Every Riven Thing
By Christian Wiman
Farrar, Straus and Giroux
Like many contemporary poets, Christian Wiman is interested in describing human experience beyond what can be contained by language. However, instead of undermining language to expose its limitations, the poems in his new book, Every Riven Thing, embrace the ability of words to convey meaning and, in doing so, to bring us closer to the uncertain, utterly mysterious experience of being alive.
Wiman wants to locate the unknown and the unknowable. In “Late Fragment,” he describes the mystery found in his experience of silence as a child:
scrabbled hole and the black beyond;
as if water wanted out of itself;
tip of the sycamore’s weird bare reach:
some latency in things leading not so much to speech
as to a halting, haunted art
wherein to master was to miss—
These poems reveal a restless, alert, and agitated mind dealing with the challenges of being alive. Wiman is especially challenged by the discovery of having a terrible, incurable disease (a rare blood cancer), revealed in the second poem, “Diagnosis.” This hurtles his poetry into urgent exploration. Not only does the work reach for the ineffable experience of being human, but that experience is tangled with the intense anxiety and grief of having a terminal disease.
Wiman’s writing is unflinching and stunningly open. Here is one passage describing a day of treatment:
Philosophy of treatment regimens, scripture of obituaries:
heretic, lunatic, I touch my tumor like a charm.
Prevarications, extenuations, tomorrow’s tease of being:
we are what we are only in our last bastions.
And past that?
Now, near me, not me, a girl, shameless, veinless, screams.
But Wiman has much greater ambitions than merely describing his illness.
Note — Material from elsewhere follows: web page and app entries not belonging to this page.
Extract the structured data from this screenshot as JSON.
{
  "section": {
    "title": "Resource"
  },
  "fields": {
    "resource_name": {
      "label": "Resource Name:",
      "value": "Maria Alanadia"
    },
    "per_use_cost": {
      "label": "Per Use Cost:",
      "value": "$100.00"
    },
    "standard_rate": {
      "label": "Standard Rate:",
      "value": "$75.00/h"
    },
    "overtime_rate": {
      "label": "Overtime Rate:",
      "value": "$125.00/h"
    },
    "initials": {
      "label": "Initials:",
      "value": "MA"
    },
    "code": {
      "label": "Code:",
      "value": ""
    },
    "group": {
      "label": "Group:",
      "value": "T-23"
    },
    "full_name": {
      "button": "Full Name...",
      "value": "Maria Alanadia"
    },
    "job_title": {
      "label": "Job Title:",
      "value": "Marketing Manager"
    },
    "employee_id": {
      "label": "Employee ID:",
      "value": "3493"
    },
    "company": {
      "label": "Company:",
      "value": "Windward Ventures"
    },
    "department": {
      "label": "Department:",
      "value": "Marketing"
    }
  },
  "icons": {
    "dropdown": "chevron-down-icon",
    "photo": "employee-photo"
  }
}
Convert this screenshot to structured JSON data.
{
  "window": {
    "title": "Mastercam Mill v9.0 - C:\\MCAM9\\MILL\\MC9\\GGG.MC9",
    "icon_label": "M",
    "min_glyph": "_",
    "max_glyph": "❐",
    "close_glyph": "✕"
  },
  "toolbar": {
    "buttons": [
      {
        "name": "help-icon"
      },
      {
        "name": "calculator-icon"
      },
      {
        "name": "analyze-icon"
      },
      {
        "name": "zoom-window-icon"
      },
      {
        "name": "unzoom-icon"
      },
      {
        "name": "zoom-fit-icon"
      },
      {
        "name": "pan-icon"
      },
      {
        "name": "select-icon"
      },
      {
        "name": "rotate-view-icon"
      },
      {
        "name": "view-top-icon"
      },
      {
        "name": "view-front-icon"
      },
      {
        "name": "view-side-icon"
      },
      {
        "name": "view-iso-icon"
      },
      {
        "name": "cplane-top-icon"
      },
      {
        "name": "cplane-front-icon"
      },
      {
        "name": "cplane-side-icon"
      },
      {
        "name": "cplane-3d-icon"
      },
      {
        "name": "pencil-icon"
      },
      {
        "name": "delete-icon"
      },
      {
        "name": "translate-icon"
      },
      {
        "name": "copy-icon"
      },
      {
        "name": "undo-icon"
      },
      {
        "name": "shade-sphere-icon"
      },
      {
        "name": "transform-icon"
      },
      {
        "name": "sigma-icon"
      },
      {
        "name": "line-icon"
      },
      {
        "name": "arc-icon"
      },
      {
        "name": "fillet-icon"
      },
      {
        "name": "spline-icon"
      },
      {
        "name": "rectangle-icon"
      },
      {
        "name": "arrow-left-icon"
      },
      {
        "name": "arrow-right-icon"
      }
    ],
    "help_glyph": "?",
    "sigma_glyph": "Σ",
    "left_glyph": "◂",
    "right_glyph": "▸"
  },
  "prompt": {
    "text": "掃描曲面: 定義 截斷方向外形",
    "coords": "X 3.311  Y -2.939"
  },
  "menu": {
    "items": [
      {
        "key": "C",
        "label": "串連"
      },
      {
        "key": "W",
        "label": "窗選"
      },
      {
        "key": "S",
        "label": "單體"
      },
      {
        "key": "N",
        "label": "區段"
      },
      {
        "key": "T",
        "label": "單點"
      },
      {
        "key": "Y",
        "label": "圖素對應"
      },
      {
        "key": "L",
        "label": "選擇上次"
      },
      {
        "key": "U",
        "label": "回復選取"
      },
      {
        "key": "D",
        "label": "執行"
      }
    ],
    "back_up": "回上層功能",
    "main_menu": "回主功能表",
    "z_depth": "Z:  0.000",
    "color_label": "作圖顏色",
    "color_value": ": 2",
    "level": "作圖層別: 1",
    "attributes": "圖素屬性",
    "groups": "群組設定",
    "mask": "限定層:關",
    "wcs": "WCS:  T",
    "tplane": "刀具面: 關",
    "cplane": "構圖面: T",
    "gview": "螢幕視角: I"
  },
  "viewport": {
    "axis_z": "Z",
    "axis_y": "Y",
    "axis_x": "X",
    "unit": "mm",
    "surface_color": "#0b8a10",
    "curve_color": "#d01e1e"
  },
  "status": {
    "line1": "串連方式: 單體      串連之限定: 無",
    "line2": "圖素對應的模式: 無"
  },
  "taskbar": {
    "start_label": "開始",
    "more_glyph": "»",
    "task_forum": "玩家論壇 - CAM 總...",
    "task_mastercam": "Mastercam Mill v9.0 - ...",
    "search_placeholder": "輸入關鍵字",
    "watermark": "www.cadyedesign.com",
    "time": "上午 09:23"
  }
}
He is interested in nothing less than locating an innate source of joy and the presence of God.
Despite his pain and grief, Wiman finds himself stumbling upon a stubborn, inexplicable joy. He is frequently surprised to find that even in excruciatingly difficult moments “up crawls / my cockroach of hope” (“Darkcharms”). It rises out of what seems to be the basic stuff of being alive, “as if joy / were an animal . . . blind, / scabbing, earth- / covered creature” (“The Mole”), or “a ridiculous red-jacketed / poodle . . . twisting biting / snowflakes like miracle toys” (“Jouissance”).
And just as mysterious and undeniable is the presence of God in the world. Wiman doesn’t see God as an intervening presence, at least not on the physical level; God won’t alter a diagnosis of cancer or change events that lead to hardship and sorrow. For Wiman, God provides the opportunity to better engage the world. He goes so far to say that without God we lose the means to take on the difficult task of facing the world:
But the world is more often refuge
than evidence, comfort and covert
for the flinching will, rather than the sharp
particulate instants through which God’s being burns
into ours. . .
. . . Praise to the pain
scalding us toward each other
Throughout the book Wiman makes his case that faith in God allows for the possibility of a greater access to the world.
My God . . .
Make of my anguish
more than I can make.
(“This Mind of Dying”)
For Wiman, God’s presence is manifest at a level below consciousness. In the harsh but beautiful poem “Hammer Is the Prayer,” an unnamed speaker makes the bitter pronouncement “To hell with remembrance, to hell with heaven / hammer is the prayer of the poor and the dying.” To this Wiman responds:
And as wind in some lordless random comes to rest
and all the disquieted dust within,
peace comes to the hinterlands of our minds,
too remote to know, but peace nonetheless.
Christian Wiman is fiercely dedicated to describing experiences for which there are no words—an ambition shared with many poets today. But few contemporary poets invite us to consider new ways of looking at those experiences as openly, intensely, and originally as he does.